Back-of-House Employees Not in Pool
“An underlying issue” is DOL's position that a tip pool may include only “front-of-house” employees, such as servers, hosts, bartenders, and bussers, and that “back-of-house” employees, such as cooks and dishwashers, may not participate in a tip pool, the complaint said. The plaintiffs maintained that the 2011 regulations distinguish between the two types of employees even though “under Woody Woo, this distinction should not apply when an employer pays its employees at least full minimum wage and does not take a tip credit.” The plaintiffs contended that restaurants would incur significant costs by changing their current tip pooling policies. They argued that DOL's authority under the FLSA is limited to enforcement and does not extend to interpreting the tip credit provision of 29 U.S.C. Section 203(m).

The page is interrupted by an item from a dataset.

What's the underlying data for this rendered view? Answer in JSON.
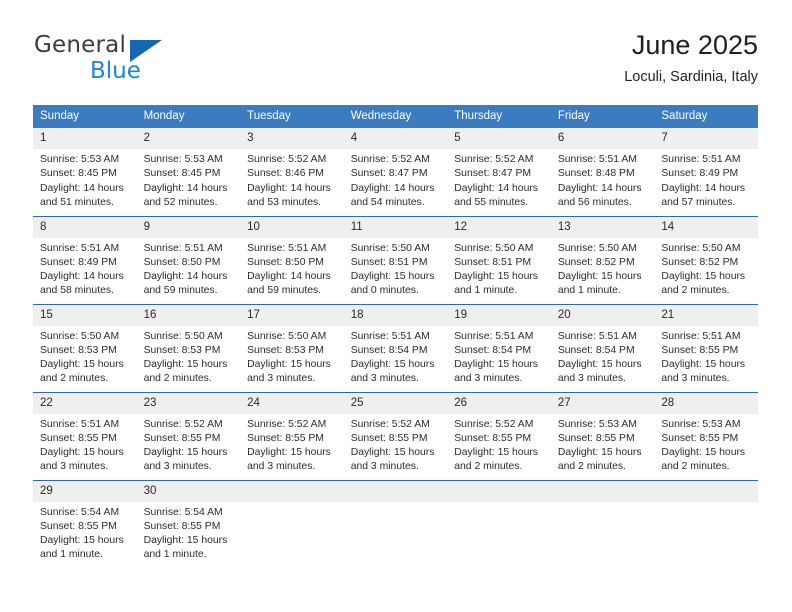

They also asserted that DOL's 2008 notice of proposed rulemaking did not “put the public on notice that DOL was going to declare an absolute property right in tips” but instead put the public on notice only that DOL “intended to update the relevant regulations to clarify that employers could not use employees' tips to pay an employee's minimum wage in excess of the federal tip credit limit.”
According to the complaint, “This is far different from asserting an absolute property right in tips, or from stating that federal tip pool laws apply even when an employer pays its employees full minimum wage and does not take a tip credit.” It stated that “DOL therefore was required to provide new notice to the public of its intent to rule on these issues, to give the public the opportunity to meaningfully comment on them.”
In addition, the plaintiffs alleged that the 2011 regulations are arbitrary, capricious, and an abuse of DOL's discretion. They said the rulemaking did not merely update the regulations to reflect current law but in fact was completely “at odds with the law in effect at that time (and still in effect), as set forth by the Woody Woo decision.”
They also charged that DOL failed to take into account the rulemaking's effect on restaurants' compliance costs and its negative impact on restaurants that are small businesses. “These costs include lower morale and turnover by individuals removed from the tip pool [and] having to increase the wages of the employees who are taken out of the tip pool,” the complaint explained.